In 2007 I decided I wanted to recreate Queen Lucy’s crown from the Disney movie for LionCon 2008, our Narnia convention. I started taking metalsmithing classes at a jewelry supply store in Pasadena and practiced to a point where I thought I could tackle this project. It is based on the original design by Jasmine Watson and is identical in every way that I could reasonably control.
NOTE: The process described below should not be attempted by anyone without proper training in metalsmithing and jewelry-making techniques and appropriate safety precautions. I will not be covering all necessary safety precautions in this article. In other words, if you don’t know what you’re doing, DON’T TRY THIS AT HOME.
Step 1: Plan the Pattern
This took a long time. The obvious starting point was the drawing in the Lion, the Witch and the Wardrobe Movie Companion, showing Jasmine Watson’s original design. Unfortunately, the design doesn’t match the crown in the movie, or not quite. I expect changes were made during construction and fittings. Then there’s the difficulty in the fact that the drawing only shows about the front middle third of the crown. Much more research was done using the large photos from The Wardrobe Door and by going through the movie carefully. In the end I had a design that seemed to make sense and seemed to be about the right size for an adult head.

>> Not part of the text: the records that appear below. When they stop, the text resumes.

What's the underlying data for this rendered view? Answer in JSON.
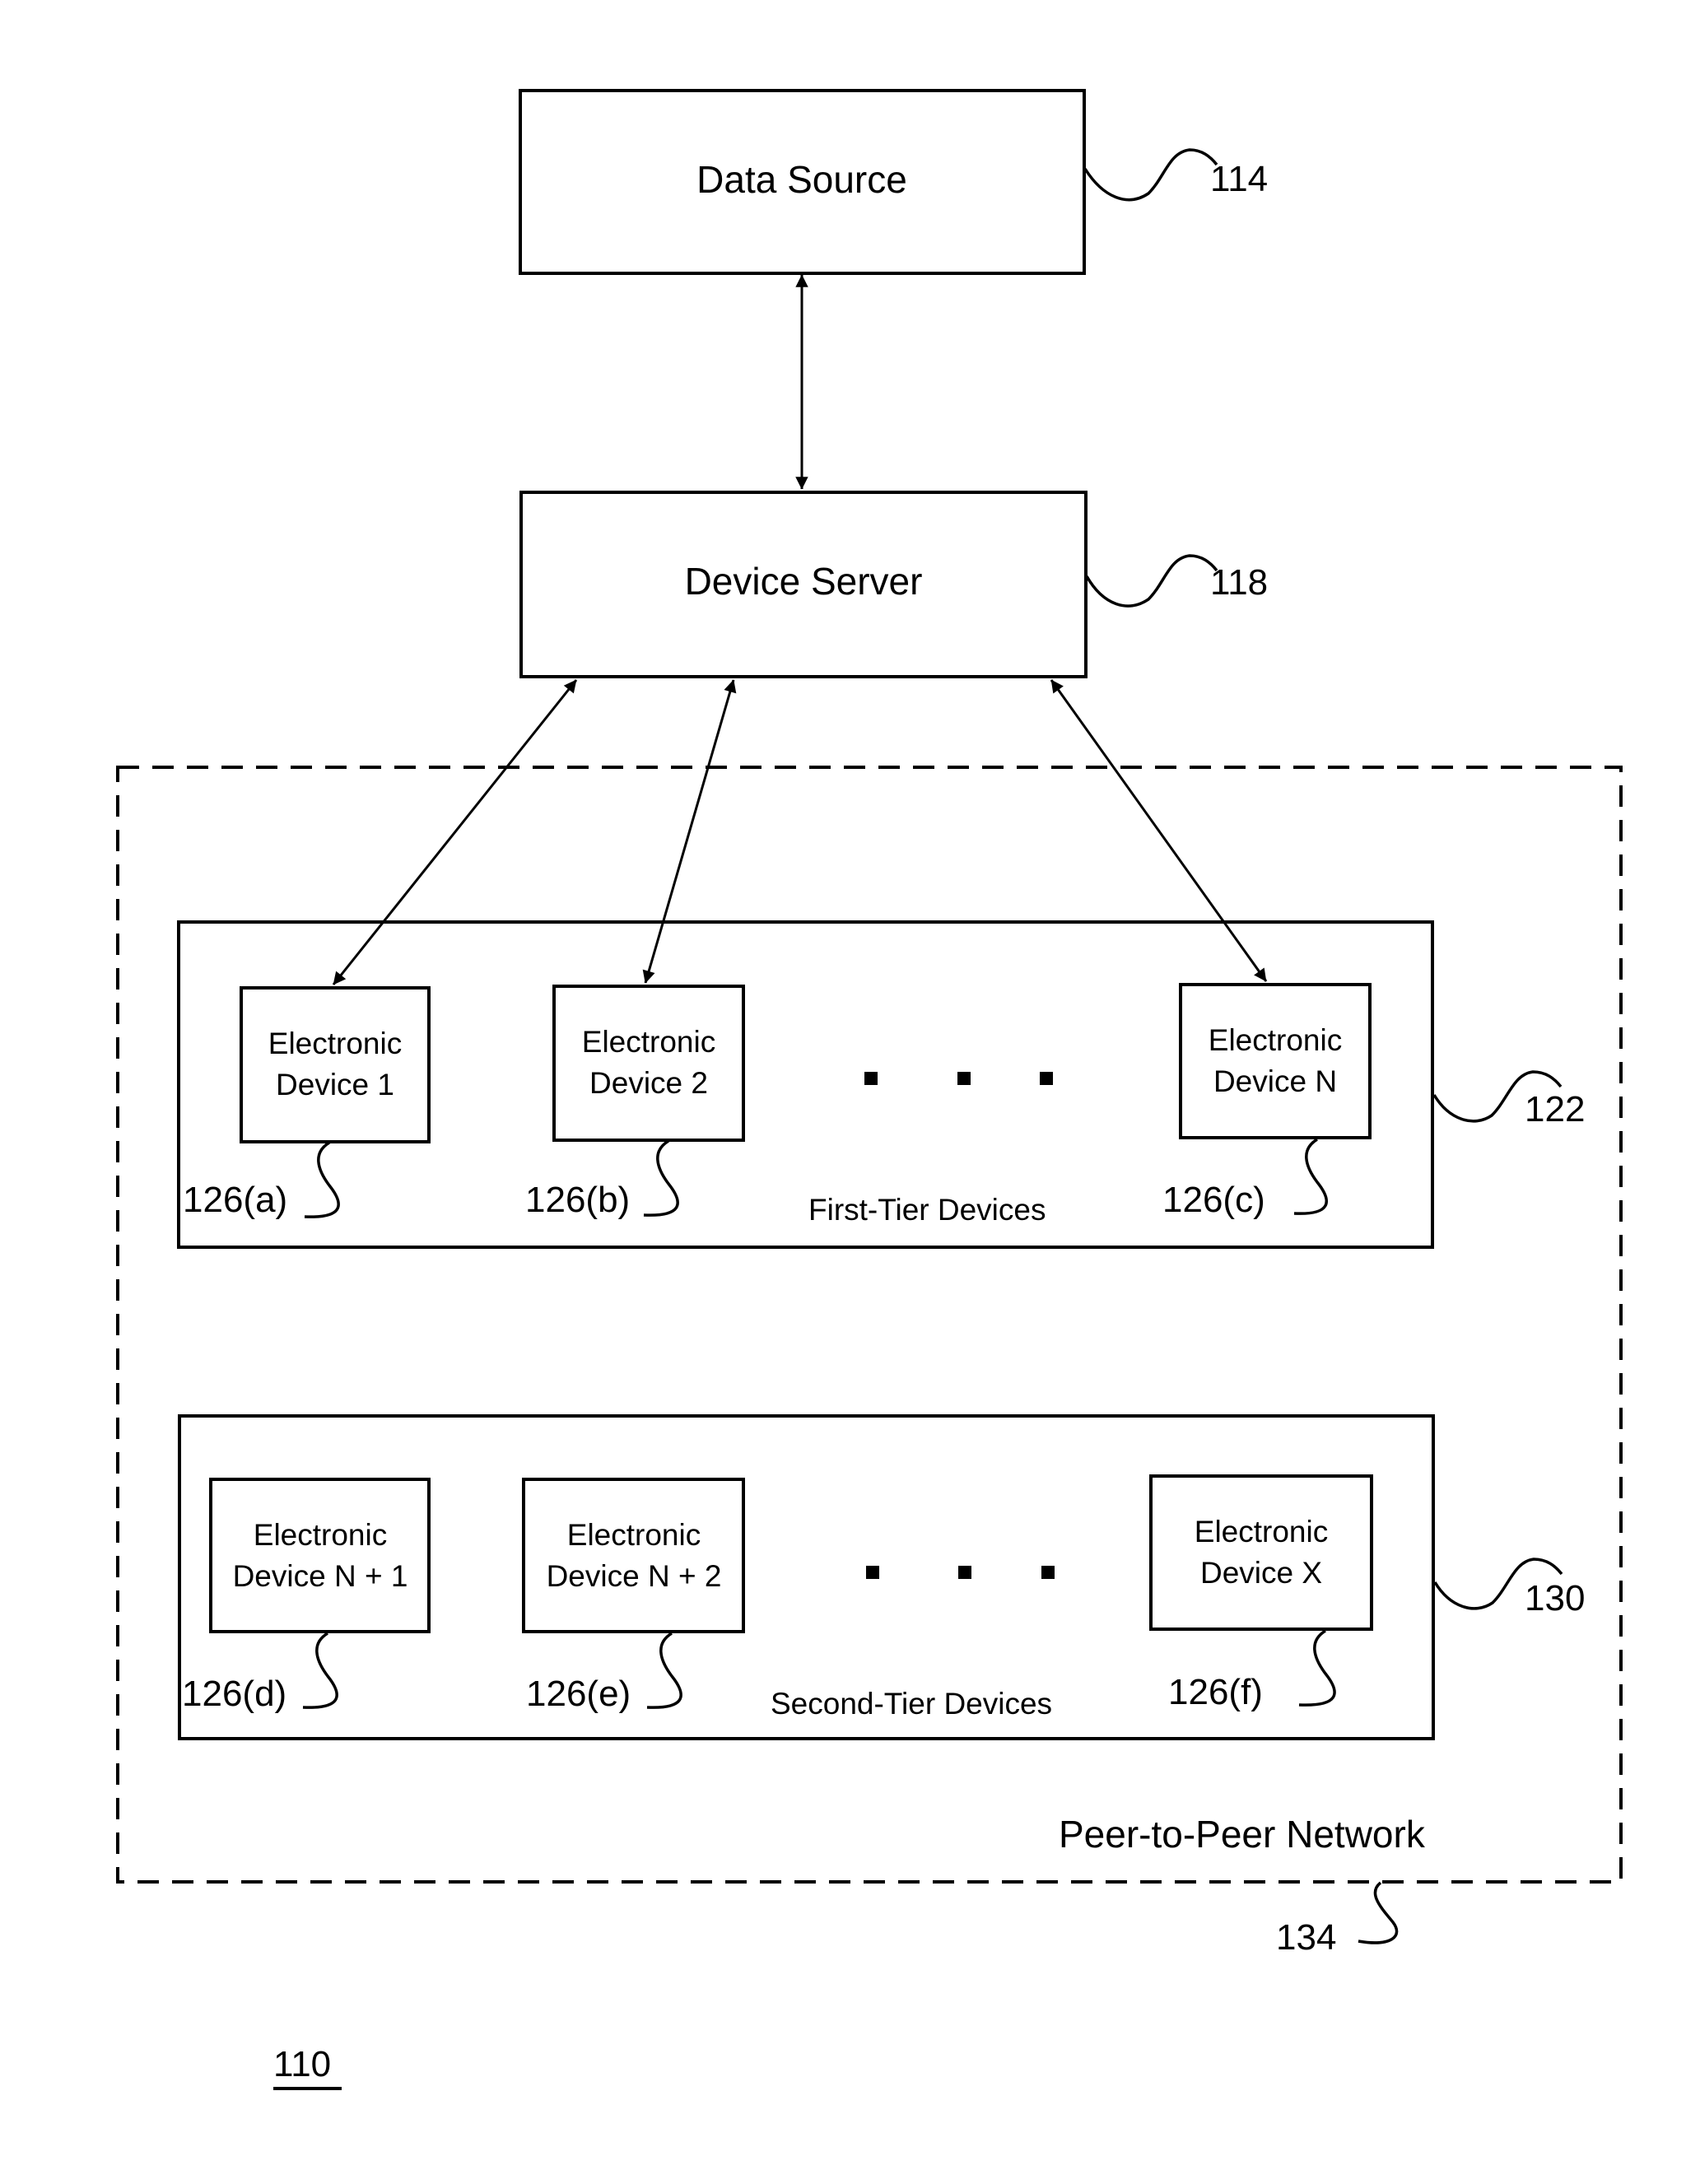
{
  "figure": {
    "number": "110",
    "data_source": {
      "label": "Data Source",
      "ref": "114"
    },
    "device_server": {
      "label": "Device Server",
      "ref": "118"
    },
    "network": {
      "label": "Peer-to-Peer Network",
      "ref": "134"
    },
    "first_tier": {
      "label": "First-Tier Devices",
      "ref": "122",
      "devices": [
        {
          "line1": "Electronic",
          "line2": "Device 1",
          "ref": "126(a)"
        },
        {
          "line1": "Electronic",
          "line2": "Device 2",
          "ref": "126(b)"
        },
        {
          "line1": "Electronic",
          "line2": "Device N",
          "ref": "126(c)"
        }
      ],
      "ellipsis": "..."
    },
    "second_tier": {
      "label": "Second-Tier Devices",
      "ref": "130",
      "devices": [
        {
          "line1": "Electronic",
          "line2": "Device N + 1",
          "ref": "126(d)"
        },
        {
          "line1": "Electronic",
          "line2": "Device N + 2",
          "ref": "126(e)"
        },
        {
          "line1": "Electronic",
          "line2": "Device X",
          "ref": "126(f)"
        }
      ],
      "ellipsis": "..."
    },
    "connections": [
      {
        "from": "Data Source",
        "to": "Device Server",
        "type": "bidirectional"
      },
      {
        "from": "Device Server",
        "to": "Electronic Device 1",
        "type": "bidirectional"
      },
      {
        "from": "Device Server",
        "to": "Electronic Device 2",
        "type": "bidirectional"
      },
      {
        "from": "Device Server",
        "to": "Electronic Device N",
        "type": "bidirectional"
      }
    ]
  }
}
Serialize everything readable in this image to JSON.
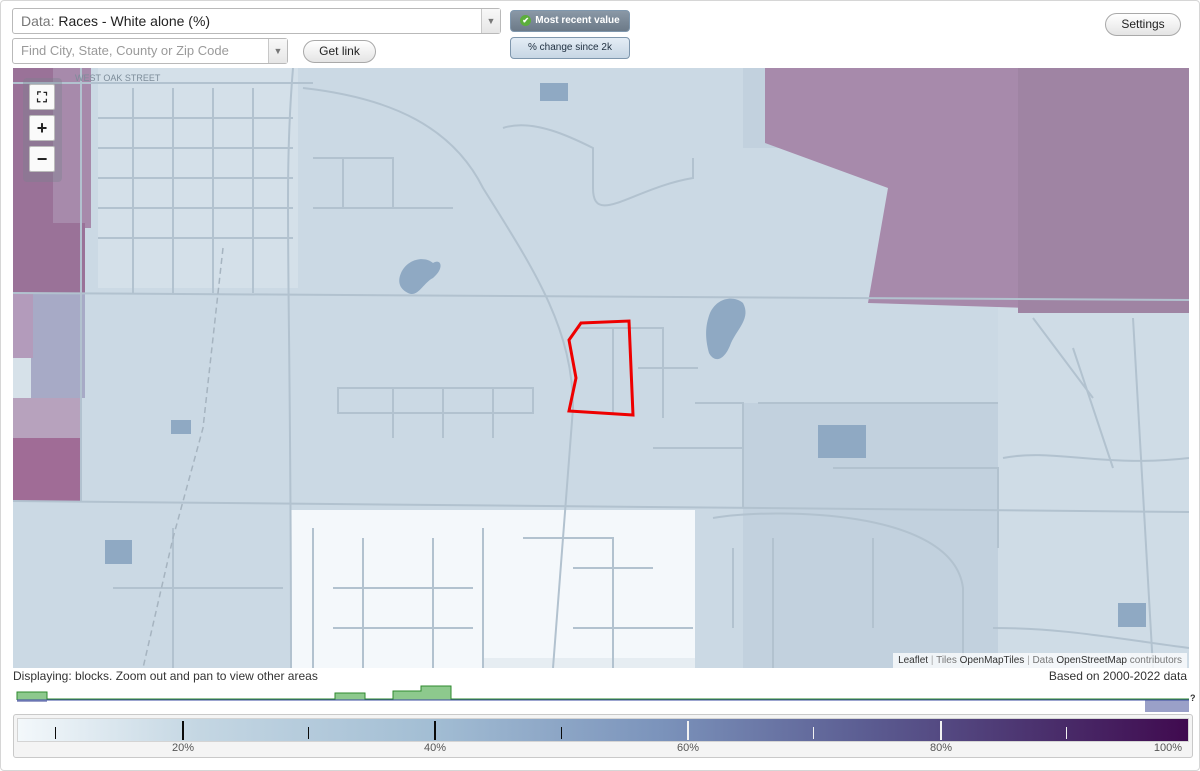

Step 2: Create the Leaves
This was one of the easiest parts. It took time, but little skill. Referring to my plan, I drew the shape of each leaf on a piece of sheet copper, then cut it out with curved jewelry shears. After this each leaf had to be shaped to make it three dimensional. Laying each leaf on a soft piece of wood, I pounded on it from the back by hitting an old screwdriver with a hammer along the center of each leaf, sometimes curving the line a bit as the shape required. The leave would curve down into the soft wood, resulting in a natural, three-dimensional form when I was done.
Step 3: Create and Attach the Stems
Each leaf stem was made from a piece of thin copper wire which I tapered at one end by sanding it on an emory board. Once the stem was ready, it was laid carefully upon the leaf. Flux was painted onto the pieces and solder was applied, then melted. After a bath in the acid pickle and cleaning with dish soap and a brass bristled brush, stem and leaf were ready to be soldered together with other leaves to form sprigs, or applied directly to the main circlet as the designed demanded.
Step 4: Add Sprigs of Leaves to the Main Circlet
The “main circlet” is an undulating piece of wire to which many sprigs of leaves are attached. It is flattened in some places into a thin, ribbon-like section that can curl around various sprigs, and at the back of the crown the ends are finished in two more ribbon-like pieces. I hammered these areas flat on a steel block and shaped them carefully with needle-nosed pliers. Soldering the sprigs of leaves to the circlet was arguably the most daunting part of the job, made somewhat easier by the realization that a butane microtorch would be hot enough, and more controllable, to work on the delicate piece than a plumber’s torch (watches the professional jewelers laugh). I also used a lot of Wite-Out. Surprised? It retards the remelting of solder so your pieces don’t fall apart in areas you’ve already assembled. At least that’s what it’s supposed to do…and did I mention it sometimes catches fire from the torch? In addition to attaching sprigs and leaves, I also had to address the method by which I would attach the flowers when the metalwork was finished. In the end, I decided to cut discs of copper sheet using a circle punch and solder them onto the crown so that there would be a large enough area to which I could adhere each flower.
Step 5: Electroplating
I had my local jeweler send the crown out for this, as I did not possess the right equipment. When it came back, all the leaves and stems were a lovely, uniform, satin rhodium finish. More expensive than I expected. I would have made the whole crown out of solid sterling had I known it would cost so much.
Step 6: Cut and Shape the Flowers
I used a cutting wheel on my Dremel tool to cut thin disc-shaped shell beads into the small laurel blossoms, drilling a small hole in the center of each through which to place the stamens later. I used the cutting tool again to shape tiny darker shell beads into the AAA blossom. (Note for jewelry-makers: Shell dust is TOXIC. Research and take the appropriate precautions.)
The stamens: Using a technique called “balling”, I heated the tip of a piece of brass wire until it melted and balled up at the end. Then I cut the piece to length, cleaned it, and hammered the non-balled end flat. Sticking these flat ends through a drilled center hole in each laurel flower, I then folded them apart on the backside of the flower, a bit like three one-pronged brads. I hope this will help prevent them from falling out if the piece is ever bumped.